As an IP, Pokemon is forever under the watchful eye of not only Nintendo, but its other fellow members of The Pokemon Company. So if you see someone else trying to use the name, you can be sure it’s a fake that may or may not be used for malicious means. The most recent example is cybercriminals making use of a fake Pokemon NFT card game to try to get victims to install a remote access tool.
According to South Korea’s cybersecurity firm Ahnlab and its Emergency Response Centre (ASEC), these cybercriminals attempt to get victims to install what’s known as the NetSupport Manager. This is a remote control tool that, as the description suggests, allows one to remotely control another PC that has the software installed.

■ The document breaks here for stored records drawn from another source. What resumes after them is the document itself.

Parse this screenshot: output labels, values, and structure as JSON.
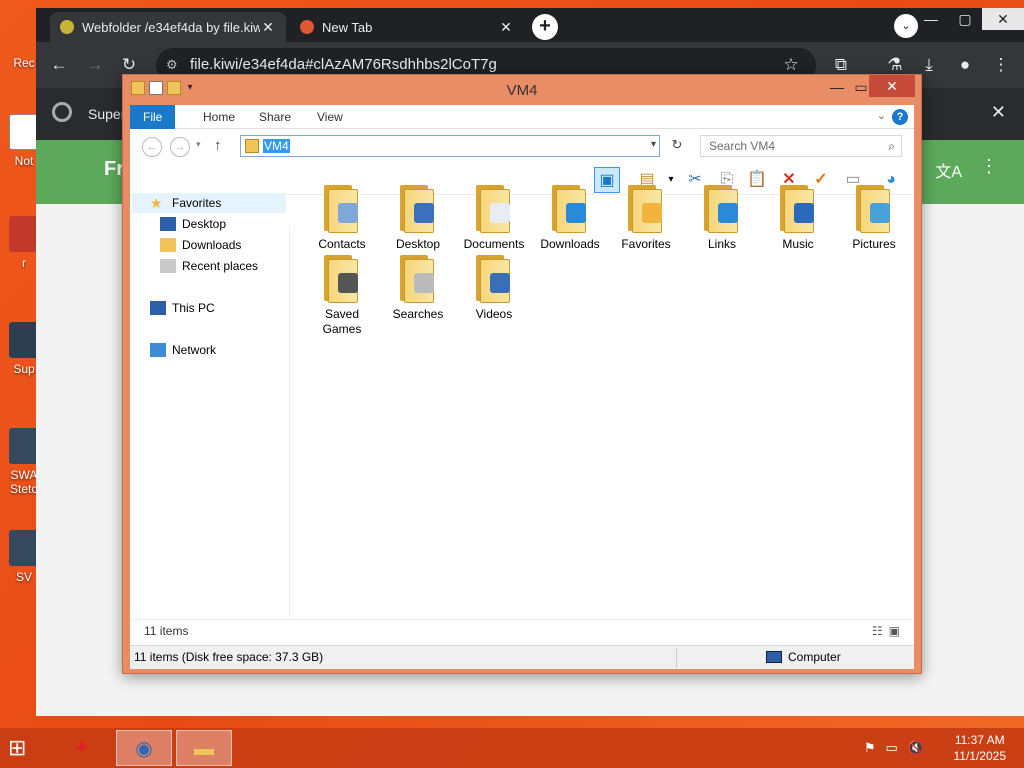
{
  "desktop_icons": [
    {
      "label": "Rec",
      "icon": "recycle-bin-icon"
    },
    {
      "label": "Not",
      "icon": "notepad-icon"
    },
    {
      "label": "r",
      "icon": "shortcut-icon"
    },
    {
      "label": "Sup",
      "icon": "shortcut-icon"
    },
    {
      "label": "SWA Steto",
      "icon": "shortcut-icon"
    },
    {
      "label": "SV",
      "icon": "shortcut-icon"
    }
  ],
  "browser": {
    "tabs": [
      {
        "title": "Webfolder /e34ef4da by file.kiwi",
        "active": true
      },
      {
        "title": "New Tab",
        "active": false
      }
    ],
    "url": "file.kiwi/e34ef4da#clAzAM76Rsdhhbs2lCoT7g",
    "infobar_text": "Super",
    "page_green_text": "Fr"
  },
  "explorer": {
    "title": "VM4",
    "ribbon_tabs": [
      "File",
      "Home",
      "Share",
      "View"
    ],
    "address": "VM4",
    "search_placeholder": "Search VM4",
    "nav": {
      "favorites": "Favorites",
      "desktop": "Desktop",
      "downloads": "Downloads",
      "recent": "Recent places",
      "this_pc": "This PC",
      "network": "Network"
    },
    "items": [
      {
        "label": "Contacts",
        "icon": "contacts-folder-icon"
      },
      {
        "label": "Desktop",
        "icon": "desktop-folder-icon"
      },
      {
        "label": "Documents",
        "icon": "documents-folder-icon"
      },
      {
        "label": "Downloads",
        "icon": "downloads-folder-icon"
      },
      {
        "label": "Favorites",
        "icon": "favorites-folder-icon"
      },
      {
        "label": "Links",
        "icon": "links-folder-icon"
      },
      {
        "label": "Music",
        "icon": "music-folder-icon"
      },
      {
        "label": "Pictures",
        "icon": "pictures-folder-icon"
      },
      {
        "label": "Saved Games",
        "icon": "saved-games-folder-icon"
      },
      {
        "label": "Searches",
        "icon": "searches-folder-icon"
      },
      {
        "label": "Videos",
        "icon": "videos-folder-icon"
      }
    ],
    "item_count": "11 items",
    "status_left": "11 items (Disk free space: 37.3 GB)",
    "status_right": "Computer"
  },
  "taskbar": {
    "time": "11:37 AM",
    "date": "11/1/2025"
  },
  "colors": {
    "desktop": "#f05a1e",
    "explorer_frame": "#e98d67",
    "ribbon_file": "#1979ca",
    "green_bar": "#5ca95c"
  }
}
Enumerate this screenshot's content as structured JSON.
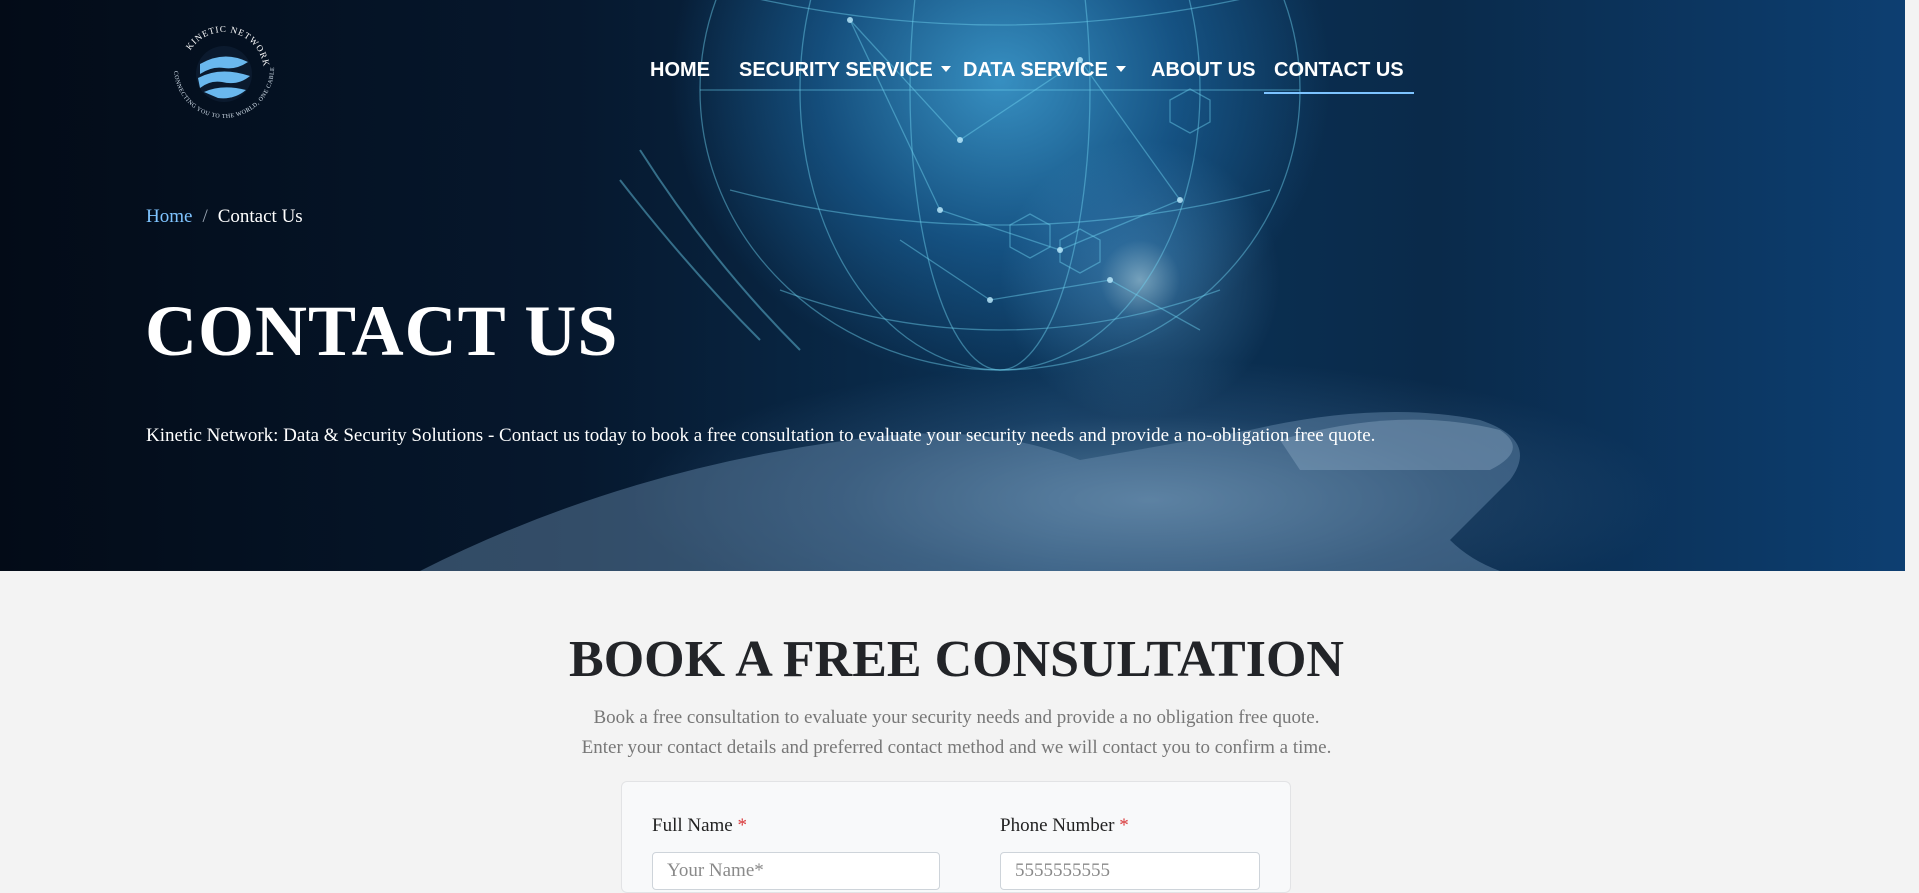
{
  "brand": {
    "name": "KINETIC NETWORK",
    "tagline": "CONNECTING YOU TO THE WORLD, ONE CABLE AT A TIME"
  },
  "nav": {
    "home": "HOME",
    "security": "SECURITY SERVICE",
    "data": "DATA SERVICE",
    "about": "ABOUT US",
    "contact": "CONTACT US"
  },
  "breadcrumb": {
    "home": "Home",
    "separator": "/",
    "current": "Contact Us"
  },
  "hero": {
    "title": "CONTACT US",
    "description": "Kinetic Network: Data & Security Solutions - Contact us today to book a free consultation to evaluate your security needs and provide a no-obligation free quote."
  },
  "consultation": {
    "title": "BOOK A FREE CONSULTATION",
    "line1": "Book a free consultation to evaluate your security needs and provide a no obligation free quote.",
    "line2": "Enter your contact details and preferred contact method and we will contact you to confirm a time."
  },
  "form": {
    "full_name_label": "Full Name",
    "full_name_placeholder": "Your Name*",
    "phone_label": "Phone Number",
    "phone_placeholder": "5555555555",
    "required_mark": "*"
  },
  "colors": {
    "accent": "#7fc4ff",
    "required": "#d9383a",
    "heading": "#222428"
  }
}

The slight irony is that NetSupport Manager is a legit piece software, which threat actors take advantage of since this allows it to more easily evade security programs.
The fake Pokemon NFT card game site itself is pretty well made, complete with some relatively recent cards being animated. Though eagle-eyed fans of the franchise will be able to spot a few red flags. One is the font in which the word “Pokemon” is written. The other are the poorly done raid battle bosses, which are not a thing in the Pokemon TGC. These cards make use of the official cards that they are named after, with one card’s art obviously flipped horizontally. Then there’s the poorly added attacks onto these cards, which obviously don’t fit the other examples on the page.

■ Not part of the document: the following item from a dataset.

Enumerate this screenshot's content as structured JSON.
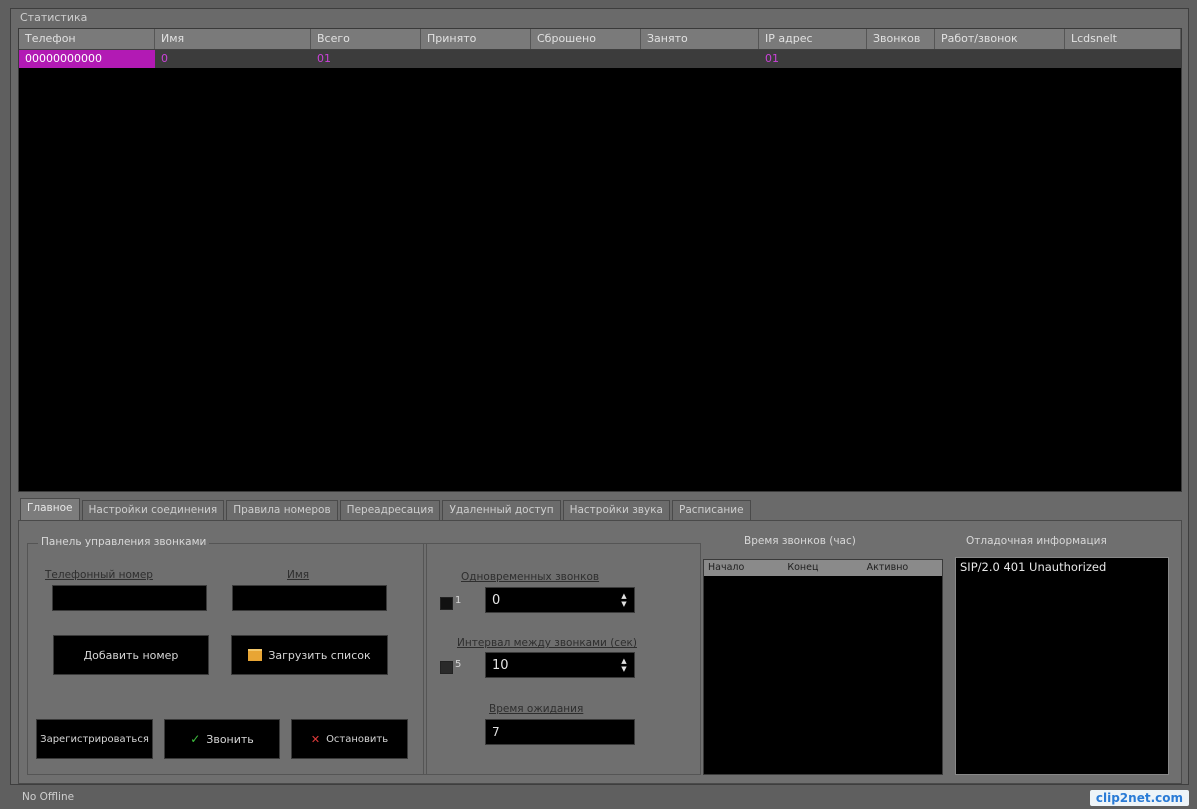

Overall though, diehard fans of the Pokemon franchise should be able to spot the grift from a mile away. But those whose only exposure to the franchise is the Pokemon Go mobile game, as well as those who are still chasing the NFT trend, it’s not inconceivable that they would end up being a victim of this malicious use of the IP.